App and web page records:

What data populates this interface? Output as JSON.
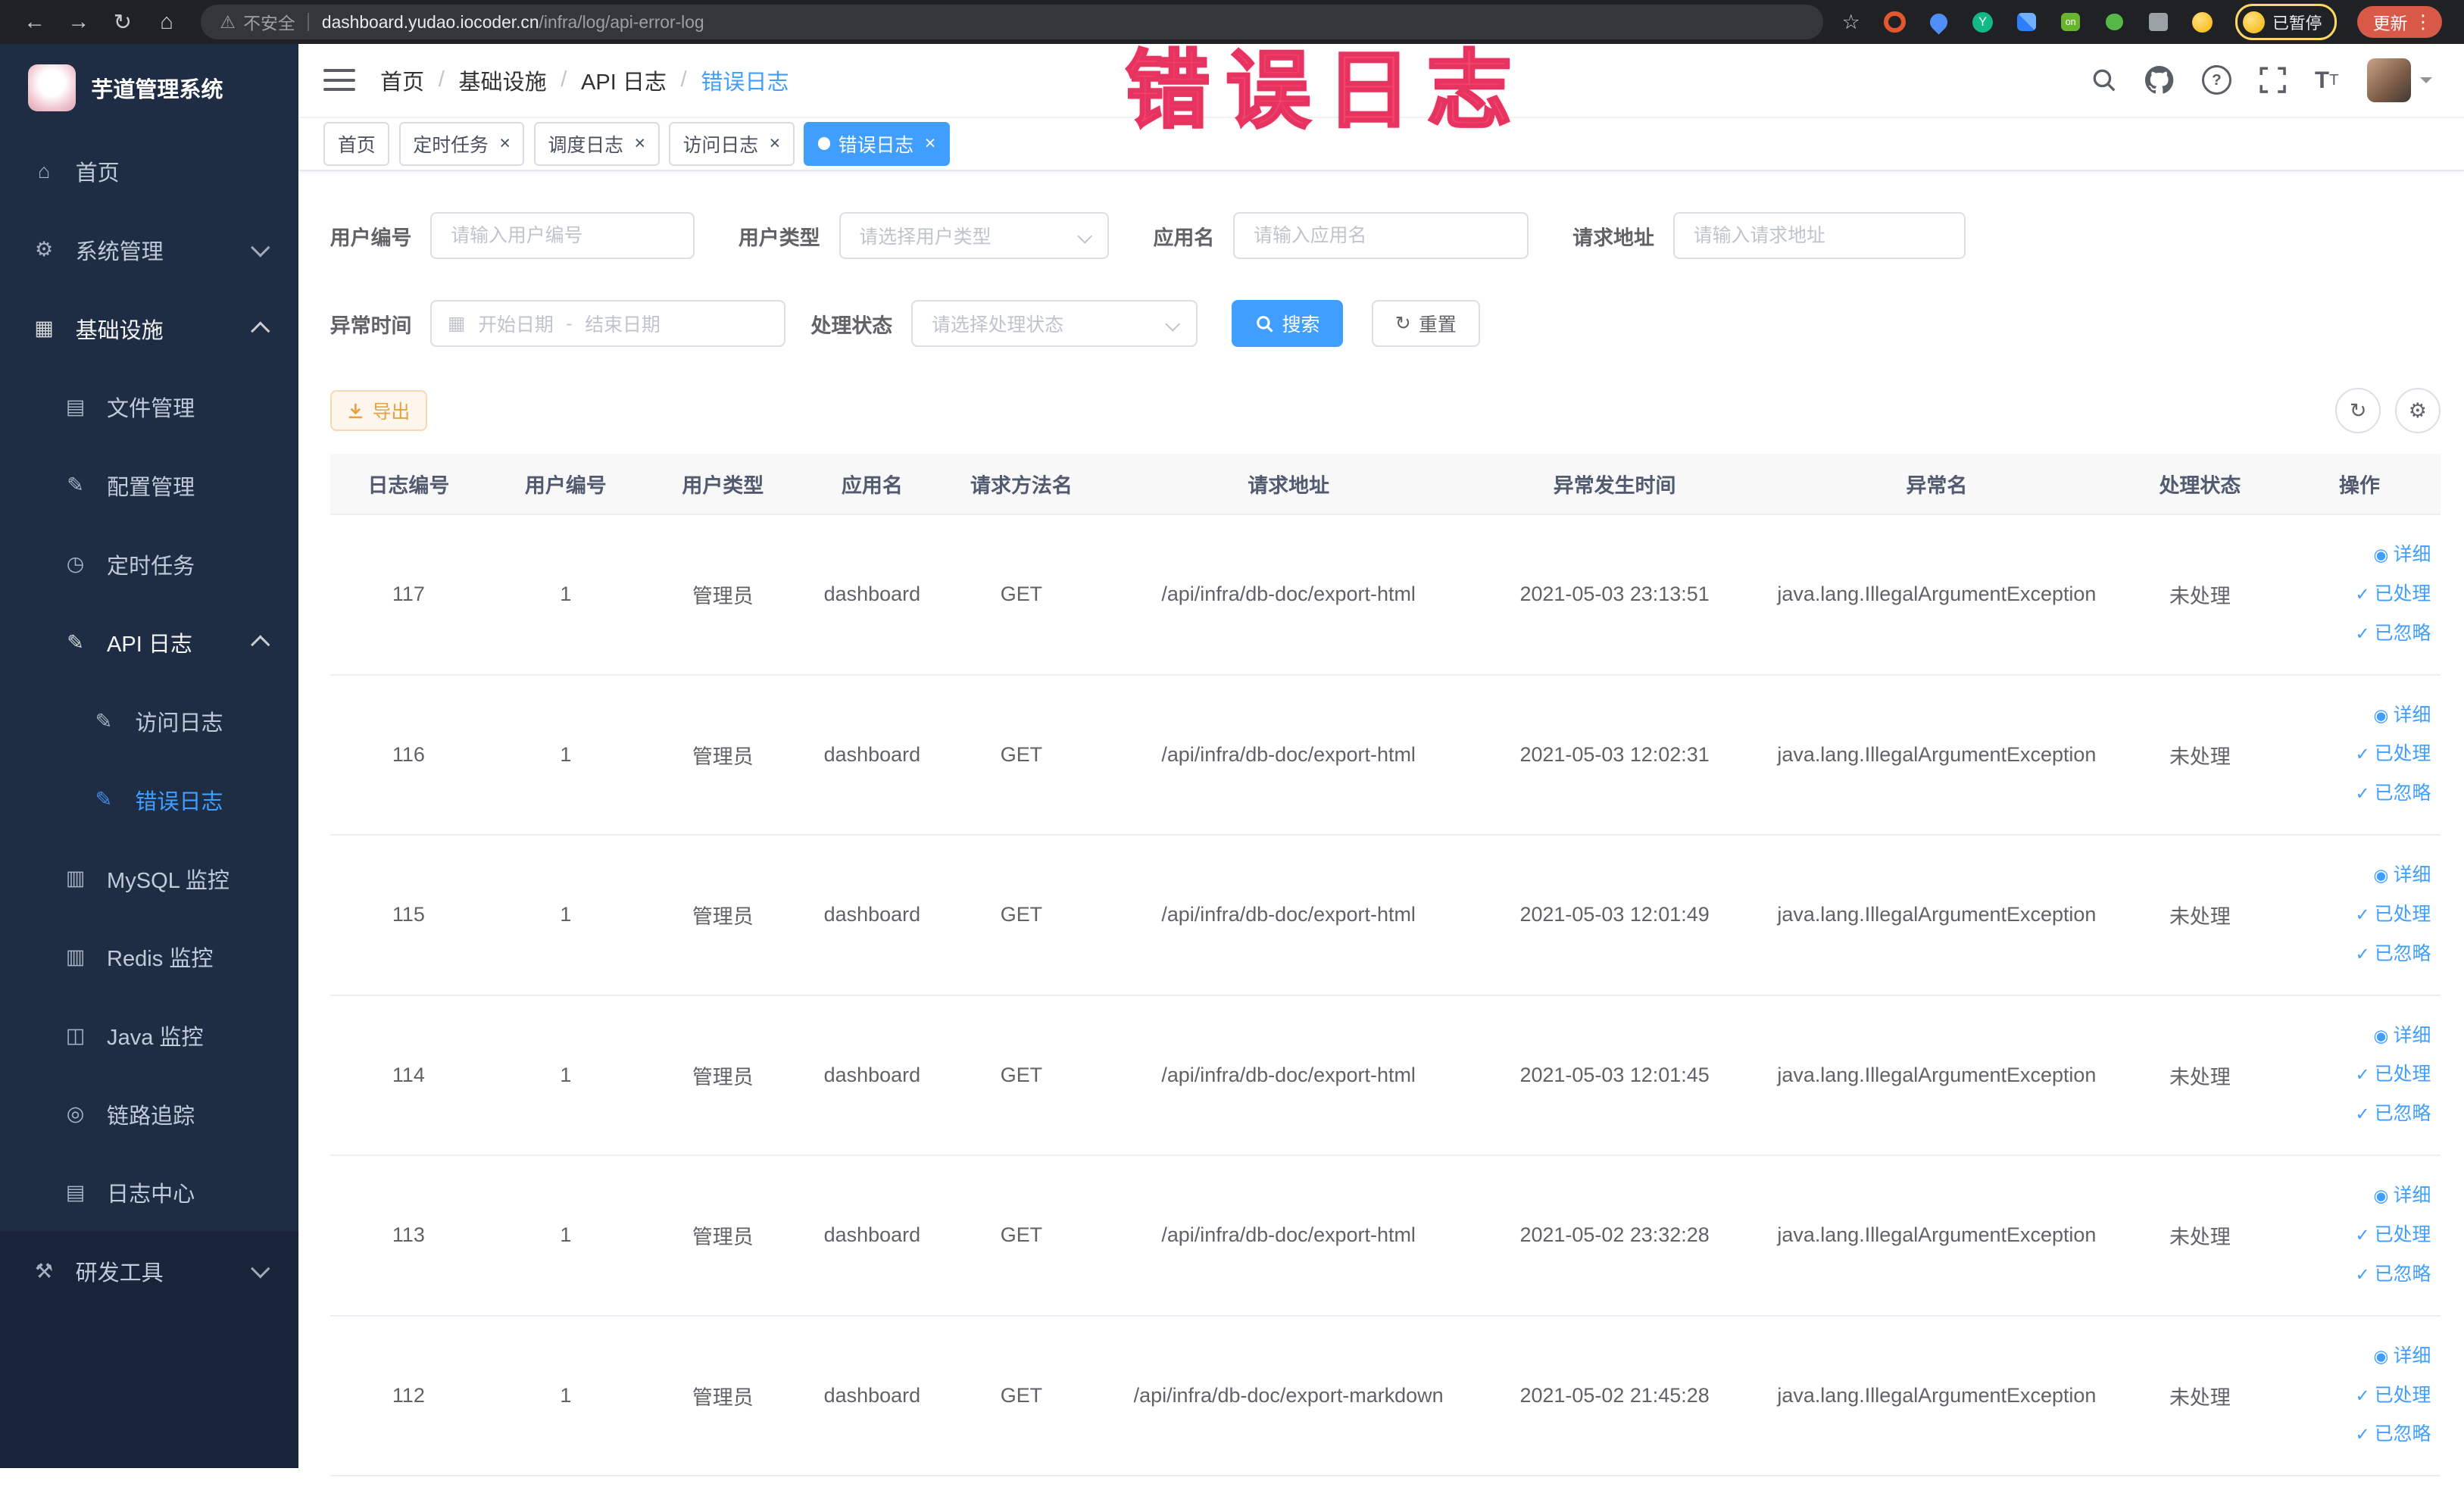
{
  "annotation": {
    "text": "错误日志"
  },
  "browser": {
    "security_label": "不安全",
    "url_domain": "dashboard.yudao.iocoder.cn",
    "url_path": "/infra/log/api-error-log",
    "paused_badge": "已暂停",
    "update_button": "更新"
  },
  "sidebar": {
    "logo_title": "芋道管理系统",
    "items": [
      {
        "label": "首页",
        "icon": "home-icon",
        "level": 0
      },
      {
        "label": "系统管理",
        "icon": "gear-icon",
        "level": 0,
        "chevron": "down"
      },
      {
        "label": "基础设施",
        "icon": "infra-icon",
        "level": 0,
        "chevron": "up"
      },
      {
        "label": "文件管理",
        "icon": "file-icon",
        "level": 1
      },
      {
        "label": "配置管理",
        "icon": "config-icon",
        "level": 1
      },
      {
        "label": "定时任务",
        "icon": "job-icon",
        "level": 1
      },
      {
        "label": "API 日志",
        "icon": "api-log-icon",
        "level": 1,
        "chevron": "up"
      },
      {
        "label": "访问日志",
        "icon": "doc-icon",
        "level": 2
      },
      {
        "label": "错误日志",
        "icon": "doc-icon",
        "level": 2,
        "active": true
      },
      {
        "label": "MySQL 监控",
        "icon": "mysql-icon",
        "level": 1
      },
      {
        "label": "Redis 监控",
        "icon": "redis-icon",
        "level": 1
      },
      {
        "label": "Java 监控",
        "icon": "java-icon",
        "level": 1
      },
      {
        "label": "链路追踪",
        "icon": "trace-icon",
        "level": 1
      },
      {
        "label": "日志中心",
        "icon": "log-center-icon",
        "level": 1
      },
      {
        "label": "研发工具",
        "icon": "tools-icon",
        "level": 0,
        "chevron": "down",
        "section": "dark"
      }
    ]
  },
  "header": {
    "breadcrumb": [
      "首页",
      "基础设施",
      "API 日志",
      "错误日志"
    ]
  },
  "tabs": [
    {
      "label": "首页",
      "closable": false,
      "active": false
    },
    {
      "label": "定时任务",
      "closable": true,
      "active": false
    },
    {
      "label": "调度日志",
      "closable": true,
      "active": false
    },
    {
      "label": "访问日志",
      "closable": true,
      "active": false
    },
    {
      "label": "错误日志",
      "closable": true,
      "active": true
    }
  ],
  "filters": {
    "user_id_label": "用户编号",
    "user_id_placeholder": "请输入用户编号",
    "user_type_label": "用户类型",
    "user_type_placeholder": "请选择用户类型",
    "app_name_label": "应用名",
    "app_name_placeholder": "请输入应用名",
    "request_url_label": "请求地址",
    "request_url_placeholder": "请输入请求地址",
    "exception_time_label": "异常时间",
    "start_date_placeholder": "开始日期",
    "date_separator": "-",
    "end_date_placeholder": "结束日期",
    "process_status_label": "处理状态",
    "process_status_placeholder": "请选择处理状态",
    "search_button": "搜索",
    "reset_button": "重置"
  },
  "toolbar": {
    "export_label": "导出"
  },
  "table": {
    "columns": [
      "日志编号",
      "用户编号",
      "用户类型",
      "应用名",
      "请求方法名",
      "请求地址",
      "异常发生时间",
      "异常名",
      "处理状态",
      "操作"
    ],
    "action_labels": [
      "详细",
      "已处理",
      "已忽略"
    ],
    "rows": [
      {
        "id": "117",
        "user_id": "1",
        "user_type": "管理员",
        "app": "dashboard",
        "method": "GET",
        "url": "/api/infra/db-doc/export-html",
        "time": "2021-05-03 23:13:51",
        "exception": "java.lang.IllegalArgumentException",
        "status": "未处理"
      },
      {
        "id": "116",
        "user_id": "1",
        "user_type": "管理员",
        "app": "dashboard",
        "method": "GET",
        "url": "/api/infra/db-doc/export-html",
        "time": "2021-05-03 12:02:31",
        "exception": "java.lang.IllegalArgumentException",
        "status": "未处理"
      },
      {
        "id": "115",
        "user_id": "1",
        "user_type": "管理员",
        "app": "dashboard",
        "method": "GET",
        "url": "/api/infra/db-doc/export-html",
        "time": "2021-05-03 12:01:49",
        "exception": "java.lang.IllegalArgumentException",
        "status": "未处理"
      },
      {
        "id": "114",
        "user_id": "1",
        "user_type": "管理员",
        "app": "dashboard",
        "method": "GET",
        "url": "/api/infra/db-doc/export-html",
        "time": "2021-05-03 12:01:45",
        "exception": "java.lang.IllegalArgumentException",
        "status": "未处理"
      },
      {
        "id": "113",
        "user_id": "1",
        "user_type": "管理员",
        "app": "dashboard",
        "method": "GET",
        "url": "/api/infra/db-doc/export-html",
        "time": "2021-05-02 23:32:28",
        "exception": "java.lang.IllegalArgumentException",
        "status": "未处理"
      },
      {
        "id": "112",
        "user_id": "1",
        "user_type": "管理员",
        "app": "dashboard",
        "method": "GET",
        "url": "/api/infra/db-doc/export-markdown",
        "time": "2021-05-02 21:45:28",
        "exception": "java.lang.IllegalArgumentException",
        "status": "未处理"
      }
    ]
  }
}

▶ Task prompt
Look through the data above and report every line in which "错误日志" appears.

▶ Response to the exercise
    "text": "错误日志"
        "label": "错误日志",
      "错误日志"
      "label": "错误日志",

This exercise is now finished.